**** PROVIDED DATA

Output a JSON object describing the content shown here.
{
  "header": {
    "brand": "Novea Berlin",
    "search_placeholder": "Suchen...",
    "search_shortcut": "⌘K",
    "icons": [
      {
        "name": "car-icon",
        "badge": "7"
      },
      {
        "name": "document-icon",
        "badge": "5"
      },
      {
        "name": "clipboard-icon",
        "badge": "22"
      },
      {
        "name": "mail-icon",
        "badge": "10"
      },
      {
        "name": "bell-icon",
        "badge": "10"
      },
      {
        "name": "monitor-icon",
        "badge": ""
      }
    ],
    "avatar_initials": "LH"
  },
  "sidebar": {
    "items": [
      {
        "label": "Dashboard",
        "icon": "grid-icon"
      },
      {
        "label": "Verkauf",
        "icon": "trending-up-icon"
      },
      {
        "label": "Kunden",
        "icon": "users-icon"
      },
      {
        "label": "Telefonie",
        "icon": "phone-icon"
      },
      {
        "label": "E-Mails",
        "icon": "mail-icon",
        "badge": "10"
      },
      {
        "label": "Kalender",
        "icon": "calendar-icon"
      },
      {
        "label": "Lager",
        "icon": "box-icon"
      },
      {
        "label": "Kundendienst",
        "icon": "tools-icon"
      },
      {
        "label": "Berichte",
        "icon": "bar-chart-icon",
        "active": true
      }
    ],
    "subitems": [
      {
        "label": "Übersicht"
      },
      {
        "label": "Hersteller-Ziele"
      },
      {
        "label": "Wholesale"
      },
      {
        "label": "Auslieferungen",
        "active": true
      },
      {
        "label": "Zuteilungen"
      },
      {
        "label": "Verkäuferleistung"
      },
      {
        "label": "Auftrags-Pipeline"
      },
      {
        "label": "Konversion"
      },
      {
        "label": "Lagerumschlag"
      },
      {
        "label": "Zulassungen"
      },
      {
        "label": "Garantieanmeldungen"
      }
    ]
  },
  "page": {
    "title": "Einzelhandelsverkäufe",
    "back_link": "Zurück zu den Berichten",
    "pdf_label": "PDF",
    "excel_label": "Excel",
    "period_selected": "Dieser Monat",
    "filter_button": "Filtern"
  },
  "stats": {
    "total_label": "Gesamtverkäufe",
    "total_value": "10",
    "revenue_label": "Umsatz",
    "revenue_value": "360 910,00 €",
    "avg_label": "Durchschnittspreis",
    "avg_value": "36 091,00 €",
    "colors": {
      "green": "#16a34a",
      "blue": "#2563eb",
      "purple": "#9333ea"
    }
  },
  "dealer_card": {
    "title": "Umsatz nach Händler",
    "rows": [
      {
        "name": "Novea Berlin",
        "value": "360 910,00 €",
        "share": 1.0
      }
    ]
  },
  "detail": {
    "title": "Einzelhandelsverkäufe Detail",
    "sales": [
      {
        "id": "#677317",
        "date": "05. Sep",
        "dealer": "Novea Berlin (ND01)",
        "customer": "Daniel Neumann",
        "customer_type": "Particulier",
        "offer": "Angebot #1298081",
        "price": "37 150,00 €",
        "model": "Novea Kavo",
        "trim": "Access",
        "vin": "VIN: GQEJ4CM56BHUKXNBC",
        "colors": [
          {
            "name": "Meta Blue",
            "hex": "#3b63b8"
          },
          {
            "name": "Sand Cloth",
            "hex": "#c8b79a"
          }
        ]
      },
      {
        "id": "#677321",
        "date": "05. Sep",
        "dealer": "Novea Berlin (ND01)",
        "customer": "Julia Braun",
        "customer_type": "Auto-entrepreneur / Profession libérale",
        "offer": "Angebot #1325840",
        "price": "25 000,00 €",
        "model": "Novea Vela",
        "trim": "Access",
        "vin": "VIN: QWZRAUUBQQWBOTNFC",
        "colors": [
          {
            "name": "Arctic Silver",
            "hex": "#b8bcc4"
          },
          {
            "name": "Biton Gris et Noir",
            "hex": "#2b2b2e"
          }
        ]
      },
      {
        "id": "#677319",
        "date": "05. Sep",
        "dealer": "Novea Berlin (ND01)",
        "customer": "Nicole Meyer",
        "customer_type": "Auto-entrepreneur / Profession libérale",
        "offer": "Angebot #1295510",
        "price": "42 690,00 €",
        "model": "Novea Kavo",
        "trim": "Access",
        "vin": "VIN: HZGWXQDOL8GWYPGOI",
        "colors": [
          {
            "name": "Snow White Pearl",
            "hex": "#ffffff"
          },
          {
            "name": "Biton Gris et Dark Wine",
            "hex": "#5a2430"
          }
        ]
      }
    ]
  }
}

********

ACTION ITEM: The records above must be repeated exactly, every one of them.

TASK ANSWER:
Output a JSON object describing the content shown here.
{
  "header": {
    "brand": "Novea Berlin",
    "search_placeholder": "Suchen...",
    "search_shortcut": "⌘K",
    "icons": [
      {
        "name": "car-icon",
        "badge": "7"
      },
      {
        "name": "document-icon",
        "badge": "5"
      },
      {
        "name": "clipboard-icon",
        "badge": "22"
      },
      {
        "name": "mail-icon",
        "badge": "10"
      },
      {
        "name": "bell-icon",
        "badge": "10"
      },
      {
        "name": "monitor-icon",
        "badge": ""
      }
    ],
    "avatar_initials": "LH"
  },
  "sidebar": {
    "items": [
      {
        "label": "Dashboard",
        "icon": "grid-icon"
      },
      {
        "label": "Verkauf",
        "icon": "trending-up-icon"
      },
      {
        "label": "Kunden",
        "icon": "users-icon"
      },
      {
        "label": "Telefonie",
        "icon": "phone-icon"
      },
      {
        "label": "E-Mails",
        "icon": "mail-icon",
        "badge": "10"
      },
      {
        "label": "Kalender",
        "icon": "calendar-icon"
      },
      {
        "label": "Lager",
        "icon": "box-icon"
      },
      {
        "label": "Kundendienst",
        "icon": "tools-icon"
      },
      {
        "label": "Berichte",
        "icon": "bar-chart-icon",
        "active": true
      }
    ],
    "subitems": [
      {
        "label": "Übersicht"
      },
      {
        "label": "Hersteller-Ziele"
      },
      {
        "label": "Wholesale"
      },
      {
        "label": "Auslieferungen",
        "active": true
      },
      {
        "label": "Zuteilungen"
      },
      {
        "label": "Verkäuferleistung"
      },
      {
        "label": "Auftrags-Pipeline"
      },
      {
        "label": "Konversion"
      },
      {
        "label": "Lagerumschlag"
      },
      {
        "label": "Zulassungen"
      },
      {
        "label": "Garantieanmeldungen"
      }
    ]
  },
  "page": {
    "title": "Einzelhandelsverkäufe",
    "back_link": "Zurück zu den Berichten",
    "pdf_label": "PDF",
    "excel_label": "Excel",
    "period_selected": "Dieser Monat",
    "filter_button": "Filtern"
  },
  "stats": {
    "total_label": "Gesamtverkäufe",
    "total_value": "10",
    "revenue_label": "Umsatz",
    "revenue_value": "360 910,00 €",
    "avg_label": "Durchschnittspreis",
    "avg_value": "36 091,00 €",
    "colors": {
      "green": "#16a34a",
      "blue": "#2563eb",
      "purple": "#9333ea"
    }
  },
  "dealer_card": {
    "title": "Umsatz nach Händler",
    "rows": [
      {
        "name": "Novea Berlin",
        "value": "360 910,00 €",
        "share": 1.0
      }
    ]
  },
  "detail": {
    "title": "Einzelhandelsverkäufe Detail",
    "sales": [
      {
        "id": "#677317",
        "date": "05. Sep",
        "dealer": "Novea Berlin (ND01)",
        "customer": "Daniel Neumann",
        "customer_type": "Particulier",
        "offer": "Angebot #1298081",
        "price": "37 150,00 €",
        "model": "Novea Kavo",
        "trim": "Access",
        "vin": "VIN: GQEJ4CM56BHUKXNBC",
        "colors": [
          {
            "name": "Meta Blue",
            "hex": "#3b63b8"
          },
          {
            "name": "Sand Cloth",
            "hex": "#c8b79a"
          }
        ]
      },
      {
        "id": "#677321",
        "date": "05. Sep",
        "dealer": "Novea Berlin (ND01)",
        "customer": "Julia Braun",
        "customer_type": "Auto-entrepreneur / Profession libérale",
        "offer": "Angebot #1325840",
        "price": "25 000,00 €",
        "model": "Novea Vela",
        "trim": "Access",
        "vin": "VIN: QWZRAUUBQQWBOTNFC",
        "colors": [
          {
            "name": "Arctic Silver",
            "hex": "#b8bcc4"
          },
          {
            "name": "Biton Gris et Noir",
            "hex": "#2b2b2e"
          }
        ]
      },
      {
        "id": "#677319",
        "date": "05. Sep",
        "dealer": "Novea Berlin (ND01)",
        "customer": "Nicole Meyer",
        "customer_type": "Auto-entrepreneur / Profession libérale",
        "offer": "Angebot #1295510",
        "price": "42 690,00 €",
        "model": "Novea Kavo",
        "trim": "Access",
        "vin": "VIN: HZGWXQDOL8GWYPGOI",
        "colors": [
          {
            "name": "Snow White Pearl",
            "hex": "#ffffff"
          },
          {
            "name": "Biton Gris et Dark Wine",
            "hex": "#5a2430"
          }
        ]
      }
    ]
  }
}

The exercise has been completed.